-- RECORDS follows --

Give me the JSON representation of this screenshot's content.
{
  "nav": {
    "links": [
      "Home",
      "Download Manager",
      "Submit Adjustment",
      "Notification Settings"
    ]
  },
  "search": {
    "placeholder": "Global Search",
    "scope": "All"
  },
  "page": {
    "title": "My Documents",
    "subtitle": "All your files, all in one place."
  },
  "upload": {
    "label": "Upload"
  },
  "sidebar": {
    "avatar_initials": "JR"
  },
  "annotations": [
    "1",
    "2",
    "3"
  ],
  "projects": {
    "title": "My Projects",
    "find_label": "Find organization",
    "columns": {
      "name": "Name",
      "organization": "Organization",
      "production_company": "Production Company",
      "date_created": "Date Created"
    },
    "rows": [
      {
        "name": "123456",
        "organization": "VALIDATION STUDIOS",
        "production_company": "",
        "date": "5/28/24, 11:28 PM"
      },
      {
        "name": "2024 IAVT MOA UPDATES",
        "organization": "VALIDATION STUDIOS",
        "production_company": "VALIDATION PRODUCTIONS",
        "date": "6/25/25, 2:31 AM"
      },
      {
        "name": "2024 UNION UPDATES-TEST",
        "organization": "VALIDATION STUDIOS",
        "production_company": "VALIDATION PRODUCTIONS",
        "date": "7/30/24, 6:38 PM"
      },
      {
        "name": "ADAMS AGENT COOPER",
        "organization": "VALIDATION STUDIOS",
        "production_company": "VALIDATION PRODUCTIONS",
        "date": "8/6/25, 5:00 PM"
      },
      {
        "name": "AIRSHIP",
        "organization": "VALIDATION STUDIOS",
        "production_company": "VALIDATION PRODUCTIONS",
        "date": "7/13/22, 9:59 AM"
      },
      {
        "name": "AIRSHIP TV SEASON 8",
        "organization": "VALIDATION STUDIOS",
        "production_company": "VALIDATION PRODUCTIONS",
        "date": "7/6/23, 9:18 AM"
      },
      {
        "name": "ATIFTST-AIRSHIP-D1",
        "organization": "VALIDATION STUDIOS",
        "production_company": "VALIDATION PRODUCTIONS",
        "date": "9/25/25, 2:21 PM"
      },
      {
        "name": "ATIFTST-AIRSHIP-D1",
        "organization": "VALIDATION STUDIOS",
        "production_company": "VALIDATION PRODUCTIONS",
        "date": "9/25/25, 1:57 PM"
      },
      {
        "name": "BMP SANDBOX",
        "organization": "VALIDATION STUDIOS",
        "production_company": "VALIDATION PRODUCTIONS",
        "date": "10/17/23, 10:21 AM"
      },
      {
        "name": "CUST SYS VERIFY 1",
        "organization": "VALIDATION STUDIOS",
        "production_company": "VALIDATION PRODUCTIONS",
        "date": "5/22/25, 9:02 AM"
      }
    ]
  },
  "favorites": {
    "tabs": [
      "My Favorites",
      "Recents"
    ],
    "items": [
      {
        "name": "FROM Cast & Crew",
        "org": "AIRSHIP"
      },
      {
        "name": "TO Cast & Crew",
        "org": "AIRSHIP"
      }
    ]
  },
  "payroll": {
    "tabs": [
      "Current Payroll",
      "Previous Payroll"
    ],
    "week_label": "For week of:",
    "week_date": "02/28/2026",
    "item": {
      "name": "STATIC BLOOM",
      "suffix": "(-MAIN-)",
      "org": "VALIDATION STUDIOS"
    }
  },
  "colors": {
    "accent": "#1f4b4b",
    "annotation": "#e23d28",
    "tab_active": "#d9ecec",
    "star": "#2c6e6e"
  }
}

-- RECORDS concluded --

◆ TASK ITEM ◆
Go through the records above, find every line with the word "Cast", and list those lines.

◆ SOLUTION ◆
        "name": "FROM Cast & Crew",
        "name": "TO Cast & Crew",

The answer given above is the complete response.